"These severe mange conditions are almost certainly a result of habituated 'garrison coyotes' that have become so dependent on handouts and garbage that they live full time here, getting progressively sicker," Aker said.

Aker's second recommendation is to keep your small pets inside or in safe enclosures. "Desert coyotes can be found in small groups, in pairs, or solo," she noted. "They will and have attacked small pets here on garrison over the years -- and not necessarily only during evening hours. When they feed on handouts and garbage and become sickly or desperate, they become dangerous, because they don't fear humans. They are extremely opportunistic feeders, both hunting for and scavenging their meals as they come across them."

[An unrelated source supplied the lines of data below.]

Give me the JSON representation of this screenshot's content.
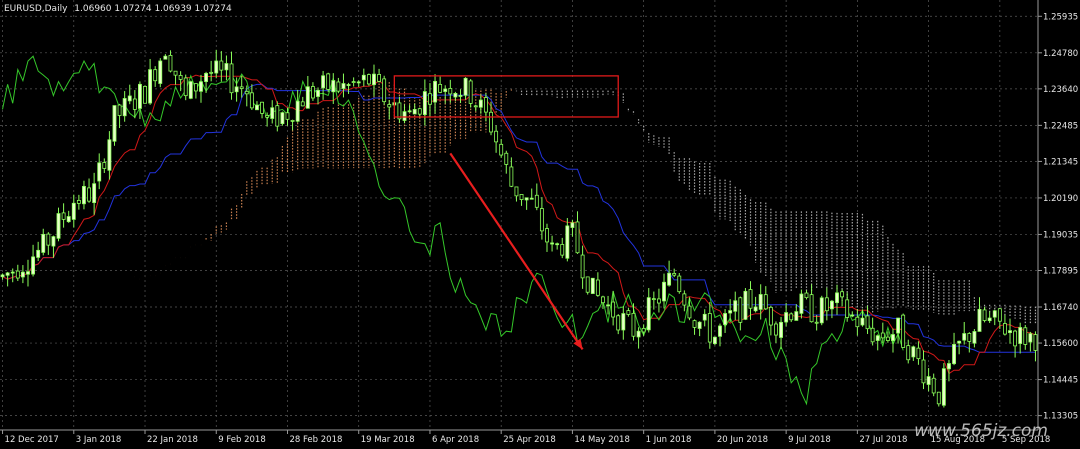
{
  "header": {
    "symbol": "EURUSD,Daily",
    "ohlc": "1.06960 1.07274 1.06939 1.07274"
  },
  "watermark": "www.565jz.com",
  "colors": {
    "background": "#000000",
    "grid": "#5a5a5a",
    "axis_text": "#e6e6e6",
    "bull_candle": "#e8ffc8",
    "bear_candle": "#000000",
    "wick": "#8bff5a",
    "chikou": "#35c82a",
    "tenkan": "#d01818",
    "kijun": "#2233dd",
    "cloud_bull": "#e0905a",
    "cloud_bear": "#b8b8b8",
    "box": "#e01a1a",
    "arrow": "#e81e1e"
  },
  "chart_data": {
    "type": "candlestick",
    "symbol": "EURUSD",
    "timeframe": "Daily",
    "indicator": "Ichimoku Kinko Hyo",
    "ylim": [
      1.1285,
      1.2645
    ],
    "ytick_labels": [
      "1.25935",
      "1.24780",
      "1.23640",
      "1.22485",
      "1.21345",
      "1.20190",
      "1.19035",
      "1.17895",
      "1.16740",
      "1.15600",
      "1.14445",
      "1.13305"
    ],
    "ytick_values": [
      1.25935,
      1.2478,
      1.2364,
      1.22485,
      1.21345,
      1.2019,
      1.19035,
      1.17895,
      1.1674,
      1.156,
      1.14445,
      1.13305
    ],
    "xtick_labels": [
      "12 Dec 2017",
      "3 Jan 2018",
      "22 Jan 2018",
      "9 Feb 2018",
      "28 Feb 2018",
      "19 Mar 2018",
      "6 Apr 2018",
      "25 Apr 2018",
      "14 May 2018",
      "1 Jun 2018",
      "20 Jun 2018",
      "9 Jul 2018",
      "27 Jul 2018",
      "15 Aug 2018",
      "5 Sep 2018"
    ],
    "xtick_index": [
      0,
      14,
      28,
      42,
      56,
      70,
      84,
      98,
      112,
      126,
      140,
      154,
      168,
      182,
      196
    ],
    "price_path": {
      "description_index_close_pairs": [
        [
          0,
          1.177
        ],
        [
          8,
          1.186
        ],
        [
          14,
          1.201
        ],
        [
          18,
          1.204
        ],
        [
          22,
          1.227
        ],
        [
          28,
          1.236
        ],
        [
          32,
          1.25
        ],
        [
          36,
          1.233
        ],
        [
          40,
          1.242
        ],
        [
          44,
          1.24
        ],
        [
          48,
          1.236
        ],
        [
          52,
          1.226
        ],
        [
          56,
          1.229
        ],
        [
          60,
          1.235
        ],
        [
          64,
          1.237
        ],
        [
          68,
          1.237
        ],
        [
          72,
          1.239
        ],
        [
          76,
          1.232
        ],
        [
          80,
          1.228
        ],
        [
          84,
          1.236
        ],
        [
          88,
          1.238
        ],
        [
          92,
          1.235
        ],
        [
          96,
          1.225
        ],
        [
          100,
          1.206
        ],
        [
          104,
          1.2
        ],
        [
          108,
          1.185
        ],
        [
          112,
          1.19
        ],
        [
          116,
          1.172
        ],
        [
          120,
          1.166
        ],
        [
          124,
          1.16
        ],
        [
          128,
          1.168
        ],
        [
          132,
          1.178
        ],
        [
          136,
          1.164
        ],
        [
          140,
          1.158
        ],
        [
          144,
          1.166
        ],
        [
          148,
          1.17
        ],
        [
          152,
          1.163
        ],
        [
          156,
          1.168
        ],
        [
          160,
          1.166
        ],
        [
          164,
          1.168
        ],
        [
          168,
          1.163
        ],
        [
          172,
          1.158
        ],
        [
          176,
          1.16
        ],
        [
          180,
          1.15
        ],
        [
          184,
          1.14
        ],
        [
          188,
          1.155
        ],
        [
          192,
          1.163
        ],
        [
          196,
          1.162
        ],
        [
          200,
          1.158
        ]
      ]
    },
    "annotations": [
      {
        "type": "rectangle",
        "color": "red",
        "from_index": 77,
        "to_index": 121,
        "price_top": 1.2405,
        "price_bottom": 1.2275
      },
      {
        "type": "arrow",
        "color": "red",
        "from_index": 88,
        "from_price": 1.216,
        "to_index": 114,
        "to_price": 1.154
      }
    ],
    "grid": true
  }
}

What should you do if you see a coyote? Aker recommends "harassing" them by yelling, clapping your hands, and waving your arms. "A normal, healthy coyote is extremely shy and fearful of humans," Aker said. "A 'habituated' animal not only starts to tolerate human activity but will actually become attracted to it, in hopes of a handout."

"I certainly don't recommend attacking coyotes, by throwing rocks or other means," Aker said. "The last thing we need is an inadvertently-injured animal running around the post. It's not an effective long-term deterrent anyway. The absolute best thing to do is not attract them in the first place. If a coyote approaches you, the best thing you can do is to keep your distance and make noise or wave your arms.

Aker said if you do see someone feeding coyotes, call DPW Environmental (760-380-2681 or 760-380-3740). These two numbers are typically answered during business hours but messages can be left after-hours as well. If a coyote is posing a problem after hours, call the MP station (380-4444/4400) or range operations (380-3878). They can then route the complaint to a 24-hour responder.

Biologist Liana Aker, a native of Minnesota is the lead biologist at Fort Irwin Directorate of Public Works. She has an M.S. in biology from Eastern Washington University and has worked at Fort Irwin since Nov. 2008.